According to a report by Monterey Herald writer Carly Mayberry, the Japanese American Citizens League Hall in Monterey, California has a World War II-era letter, signed by (among others) John Steinbeck, welcoming the Japanese to the city Steinbeck later left because, he said, he no longer felt welcome there. The April 25 Monterey Herald story notes that the 90-year old building was given to the Monterey chapter of the Japanese American Citizens League by an organization called the Japan Businessman Association in 1942, the year the United States entered World War II after the Japanese attack on Pearl Harbor.  Steinbeck—an advocate of constitutional rights for all citizens—protested the Japanese internment that followed as immoral and unnecessary. But he was also a realist. During their 1940 expedition to the Sea of Cortez, he and his friend Ed Ricketts (who also signed the welcome letter) lamented the damage being done to the fragile ocean floor by Japanese commercial fishing. Later they tried unsuccessfully to interest the U.S. government in Japanese-sponsored scientific research documenting the underwater geography of the Pacific, where Japanese and American forces fought bitterly for supremacy throughout World War II. That conflict ended in August 1945, when American bombers dropped nuclear weapons on the Japanese cities of Hiroshima and Nagasaki. Japan eventually recovered, and Steinbeck eventually visited Tokyo, speaking at a 1957 writers’ meeting ten years after the trip he made to Soviet Russia with another international-minded friend, the French-Hungarian photographer Robert Capa. Ten years later he traveled to Southeast Asia, the final leg in a life journey that ended back on the Monterey Peninsula, where his wife, sons, and sisters scattered his ashes in 1968. Observing the family’s wish for privacy, the Monterey Herald declined to report on the event.

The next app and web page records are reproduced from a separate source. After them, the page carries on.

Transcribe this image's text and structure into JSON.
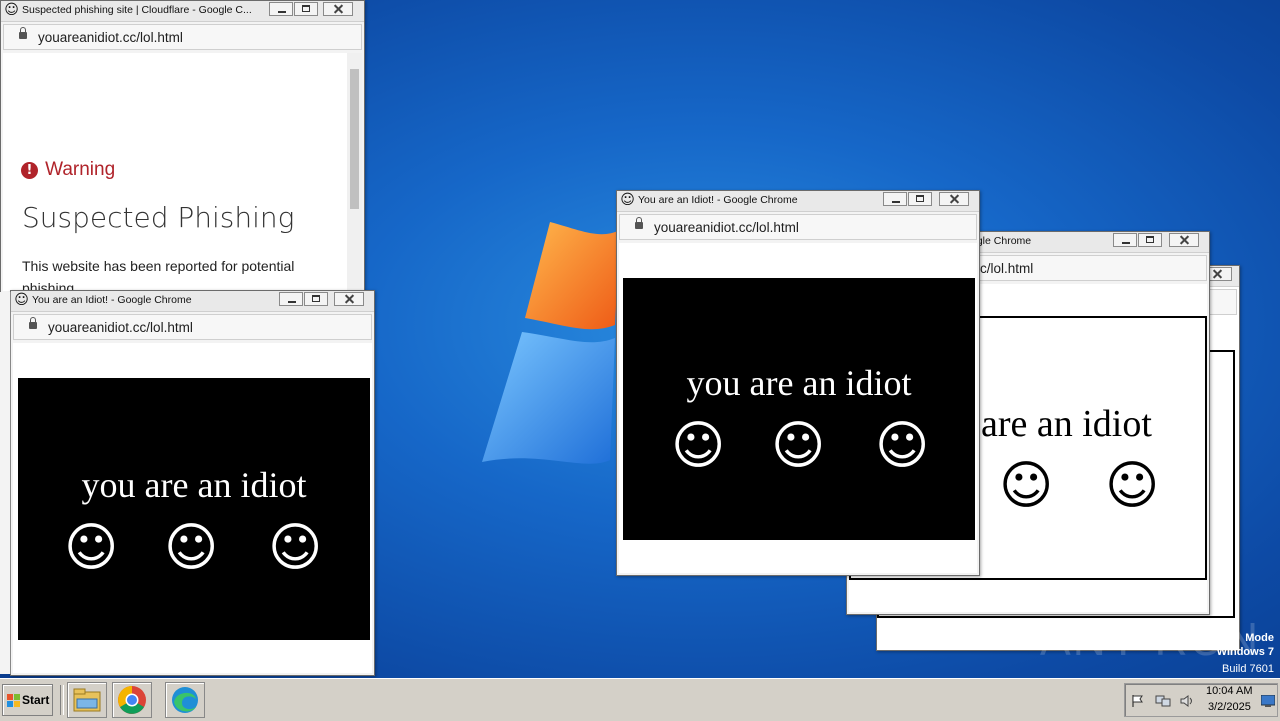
{
  "colors": {
    "warning_red": "#b0232a",
    "idiot_bg": "#000000",
    "desktop": "#1667c8"
  },
  "windows": {
    "phishing": {
      "title": "Suspected phishing site | Cloudflare - Google C...",
      "url": "youareanidiot.cc/lol.html",
      "warning_label": "Warning",
      "heading": "Suspected Phishing",
      "body": "This website has been reported for potential phishing."
    },
    "idiot_left": {
      "title": "You are an Idiot! - Google Chrome",
      "url": "youareanidiot.cc/lol.html",
      "message": "you are an idiot"
    },
    "idiot_center": {
      "title": "You are an Idiot! - Google Chrome",
      "url": "youareanidiot.cc/lol.html",
      "message": "you are an idiot"
    },
    "idiot_back": {
      "title": "ogle Chrome",
      "url": "c/lol.html",
      "message": "are an idiot"
    }
  },
  "smiley_glyph": "☺",
  "watermark": {
    "text": "ANY RUN",
    "mode_line1": "Mode",
    "mode_line2": "Windows 7",
    "build": "Build 7601"
  },
  "taskbar": {
    "start_label": "Start",
    "apps": [
      "explorer-icon",
      "chrome-icon",
      "edge-icon"
    ],
    "clock_time": "10:04 AM",
    "clock_date": "3/2/2025"
  }
}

International Relations Explored at John Steinbeck Conference in San Jose

Cover image from Dutch edition of John Steinbeck's The Grapes of Wrath

Steinbeck lovers from all over convene this Wednesday at San Jose State University’s Martin Luther King, Jr. Library, where Steinbeck experts will probe literary influences, international relations, and various cultural collisions found in the author’s controversial writing and reputation. Speakers for the May 4-6 conference, hosted by the International Society of Steinbeck Scholars, include Robert DeMott and Susan Shillinglaw—former directors of the Martha Heasley Cox Center for Steinbeck Studies at San Jose State and authors of major books on Steinbeck’s life and work—as well Richard Astro, a pioneer in the study of Steinbeck’s friend and collaborator Ed Ricketts; Mimi Gladstein, a Texas theater and English professor who writes about Steinbeck’s depiction of women; and Paul Douglass, an expert on modern literature and philosophy at San Jose State who served as the Steinbeck Center’s director from 2005 to 2013. The conference organizers—led by Nick Taylor, the center’s current director, and Barbara Heavilin, the editor of Steinbeck Review—are prepared for sparks to fly and made plans accordingly. When the conference closes on Friday, attendees will have the option of boarding a bus for Salinas, 90 minutes south of San Jose, where they can decompress by enjoying the 2016 Steinbeck Festival, “Steinbeck on Land and Sea.”